The fact is that teenagers often do dumb things. We’ve all done it; however, those dumb things should not be cause for murder. Teenagers do dumb things, and then they grow up, and start to do less dumb things.
Trayvon did what you’re taught to do and that was self-defense. The case also proves that Black males cannot engage in self-defense because it will always be their fault.
A Black death is always arguable. Thus is why there are so many reasons as to why he and many like him should’ve died. It is why I know that if I were killed in the same manner some would believe that it was my destiny because of the body I’m in and where I come from. When Emmitt Till’s killers were acquitted, one of the jurors said “If we hadn’t stopped to drink pop, it wouldn’t have taken that long.” There isn’t much difference with Emmitt and Trayvon. No matter how Black males strive to be a productive member in society, that same society will strive to condemn you, so what can we possibly do to not seem like a threat?
The classic study of the subject is by Richard Nisbett, a social psychologist at the University of Michigan. In his paper “Violence and Regional Culture,” published in the American Psychologist in 1993, Nisbett examined the higher rate of violence in the U.S. south, which he notes has been established since the time of revolution. After considering possible explanations having to do with poverty, slavery, and even the region’s hotter climate, he found a different answer in a cultural vestige of pastoralism: a deep “culture of honor” in which residents place an extraordinary value on personal reputation, family, and property. Threats to these things provoke aggressive reactions, leading to higher rates of murder and domestic violence. Here is how Nisbett himself explains it:
Southerners do not endorse violence in the abstract more than do Northerners, nor do they endorse violence in all specific forms of circumstances. Rather, they are more likely to endorse violence as an appropriate response to insults, as a means of self protection, and as a socialization tool in training children. This is the characteristic cultural pattern of herding societies the world over. Consistent with the culture-of-honor interpretation, it is argument-related and not felony-related homicide that is more common in the South…
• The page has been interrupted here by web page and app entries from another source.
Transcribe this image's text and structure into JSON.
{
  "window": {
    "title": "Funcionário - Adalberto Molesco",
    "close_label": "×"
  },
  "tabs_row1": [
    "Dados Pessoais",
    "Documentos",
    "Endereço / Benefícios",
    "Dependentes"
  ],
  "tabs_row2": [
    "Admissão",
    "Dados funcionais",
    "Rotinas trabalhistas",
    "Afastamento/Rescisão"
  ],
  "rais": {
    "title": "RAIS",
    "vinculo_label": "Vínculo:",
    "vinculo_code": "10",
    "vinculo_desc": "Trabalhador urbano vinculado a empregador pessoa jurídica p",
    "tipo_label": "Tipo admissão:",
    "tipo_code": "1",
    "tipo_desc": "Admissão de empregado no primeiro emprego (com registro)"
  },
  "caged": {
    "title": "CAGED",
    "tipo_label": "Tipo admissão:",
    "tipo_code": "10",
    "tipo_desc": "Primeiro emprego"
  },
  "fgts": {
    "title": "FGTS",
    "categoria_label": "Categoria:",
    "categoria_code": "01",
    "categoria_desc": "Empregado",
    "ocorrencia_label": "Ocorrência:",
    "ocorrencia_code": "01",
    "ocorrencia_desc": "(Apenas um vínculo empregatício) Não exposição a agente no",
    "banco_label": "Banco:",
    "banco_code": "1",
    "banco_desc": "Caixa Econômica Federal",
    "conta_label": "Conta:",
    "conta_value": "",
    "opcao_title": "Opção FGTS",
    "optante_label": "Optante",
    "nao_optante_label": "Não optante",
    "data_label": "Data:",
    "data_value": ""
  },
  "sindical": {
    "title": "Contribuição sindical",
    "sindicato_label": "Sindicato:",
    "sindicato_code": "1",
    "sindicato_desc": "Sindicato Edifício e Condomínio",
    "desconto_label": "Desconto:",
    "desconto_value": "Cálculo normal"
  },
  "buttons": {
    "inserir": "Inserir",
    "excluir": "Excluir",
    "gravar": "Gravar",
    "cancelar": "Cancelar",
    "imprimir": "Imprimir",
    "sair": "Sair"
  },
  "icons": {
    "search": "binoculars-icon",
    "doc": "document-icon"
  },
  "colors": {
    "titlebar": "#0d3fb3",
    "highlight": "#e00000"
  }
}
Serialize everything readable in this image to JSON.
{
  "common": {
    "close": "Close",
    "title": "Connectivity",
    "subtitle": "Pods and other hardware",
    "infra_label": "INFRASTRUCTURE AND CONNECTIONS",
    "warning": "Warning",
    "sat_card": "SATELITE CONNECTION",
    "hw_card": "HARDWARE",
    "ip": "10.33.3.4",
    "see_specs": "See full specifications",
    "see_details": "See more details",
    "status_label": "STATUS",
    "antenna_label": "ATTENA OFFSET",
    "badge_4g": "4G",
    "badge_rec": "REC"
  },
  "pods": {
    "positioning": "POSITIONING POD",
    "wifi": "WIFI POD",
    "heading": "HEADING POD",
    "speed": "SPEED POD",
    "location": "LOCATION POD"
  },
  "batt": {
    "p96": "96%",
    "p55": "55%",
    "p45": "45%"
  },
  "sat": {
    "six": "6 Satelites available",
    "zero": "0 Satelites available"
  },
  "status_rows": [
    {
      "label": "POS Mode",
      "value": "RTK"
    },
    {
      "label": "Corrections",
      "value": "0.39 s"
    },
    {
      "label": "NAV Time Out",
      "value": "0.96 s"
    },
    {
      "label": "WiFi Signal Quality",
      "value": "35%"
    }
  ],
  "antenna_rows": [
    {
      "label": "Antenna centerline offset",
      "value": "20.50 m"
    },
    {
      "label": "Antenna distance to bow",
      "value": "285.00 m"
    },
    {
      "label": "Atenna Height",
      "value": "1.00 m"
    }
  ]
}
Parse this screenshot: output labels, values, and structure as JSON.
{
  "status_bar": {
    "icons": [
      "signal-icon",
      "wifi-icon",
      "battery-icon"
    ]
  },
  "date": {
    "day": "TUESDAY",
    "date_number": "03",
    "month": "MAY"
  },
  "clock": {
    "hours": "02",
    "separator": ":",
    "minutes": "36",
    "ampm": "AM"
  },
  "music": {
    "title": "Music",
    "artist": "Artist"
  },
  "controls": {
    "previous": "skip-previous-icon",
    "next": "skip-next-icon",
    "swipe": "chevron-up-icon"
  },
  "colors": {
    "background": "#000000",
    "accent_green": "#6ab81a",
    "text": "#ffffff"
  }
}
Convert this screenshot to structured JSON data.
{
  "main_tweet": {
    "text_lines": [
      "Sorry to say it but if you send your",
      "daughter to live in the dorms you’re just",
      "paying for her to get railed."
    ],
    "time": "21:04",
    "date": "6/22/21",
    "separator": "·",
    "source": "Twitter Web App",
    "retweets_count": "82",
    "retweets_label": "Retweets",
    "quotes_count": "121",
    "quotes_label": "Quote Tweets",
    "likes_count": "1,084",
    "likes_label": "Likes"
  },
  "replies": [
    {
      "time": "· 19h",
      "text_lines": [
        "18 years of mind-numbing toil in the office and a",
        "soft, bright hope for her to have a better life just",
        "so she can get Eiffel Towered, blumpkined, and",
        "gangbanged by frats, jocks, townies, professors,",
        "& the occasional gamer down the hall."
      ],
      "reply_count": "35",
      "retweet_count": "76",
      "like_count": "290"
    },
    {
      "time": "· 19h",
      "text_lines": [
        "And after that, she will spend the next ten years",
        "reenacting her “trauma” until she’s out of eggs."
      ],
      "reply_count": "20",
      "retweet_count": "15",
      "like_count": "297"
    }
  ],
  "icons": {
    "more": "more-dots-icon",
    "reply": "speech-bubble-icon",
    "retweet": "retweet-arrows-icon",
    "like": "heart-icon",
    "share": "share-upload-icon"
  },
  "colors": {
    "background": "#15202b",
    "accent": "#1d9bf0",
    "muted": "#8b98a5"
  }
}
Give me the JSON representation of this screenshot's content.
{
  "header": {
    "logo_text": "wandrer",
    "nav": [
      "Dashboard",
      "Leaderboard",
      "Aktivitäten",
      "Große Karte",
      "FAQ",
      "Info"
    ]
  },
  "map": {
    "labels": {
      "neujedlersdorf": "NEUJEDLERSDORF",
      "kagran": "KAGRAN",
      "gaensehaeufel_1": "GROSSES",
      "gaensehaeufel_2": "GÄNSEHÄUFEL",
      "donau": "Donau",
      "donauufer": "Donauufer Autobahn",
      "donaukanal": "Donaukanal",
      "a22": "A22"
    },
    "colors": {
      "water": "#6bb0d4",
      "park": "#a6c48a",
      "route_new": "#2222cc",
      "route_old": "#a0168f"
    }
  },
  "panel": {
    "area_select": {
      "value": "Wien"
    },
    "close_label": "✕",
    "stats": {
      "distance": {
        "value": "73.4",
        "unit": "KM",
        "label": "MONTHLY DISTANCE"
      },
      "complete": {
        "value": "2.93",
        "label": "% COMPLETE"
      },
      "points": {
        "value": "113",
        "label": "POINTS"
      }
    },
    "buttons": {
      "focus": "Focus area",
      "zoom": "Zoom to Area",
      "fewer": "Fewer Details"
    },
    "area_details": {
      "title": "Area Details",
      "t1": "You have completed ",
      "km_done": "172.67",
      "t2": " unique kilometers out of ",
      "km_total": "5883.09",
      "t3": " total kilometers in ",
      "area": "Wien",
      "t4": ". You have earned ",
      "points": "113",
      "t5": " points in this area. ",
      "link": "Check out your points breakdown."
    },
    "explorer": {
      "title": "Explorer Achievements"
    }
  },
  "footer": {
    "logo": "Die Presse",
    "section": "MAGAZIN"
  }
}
There is another sense in which the culture of honor might turn out to be self-sustaining or even capable of expanding into mainstream culture. The culture is a variant of warrior culture the world over, and its independent invention countless times (Gilmore, 1990), combined with the regularities in its themes having to do with glorification of masculine attributes, suggests that it may be a particularly alluring stance that may be capable of becoming functionally autonomous. Many observers (e.g., Naipaul, 1989; Shattuck, 1989) have noted that contemporary Southern backcountry culture, including music, dress, and social stance, is spreading beyond its original geographical confines and becoming a part of the fabric of rural, and even urban, working-class America.
Perhaps for the young males who adopt it, this culture provides a romantic veneer to everyday existence. If so, it is distinctly possible that the violence characteristic of this culture is also spreading beyond its confines. An understanding of the culture and its darker side would thus remain important for the foreseeable future.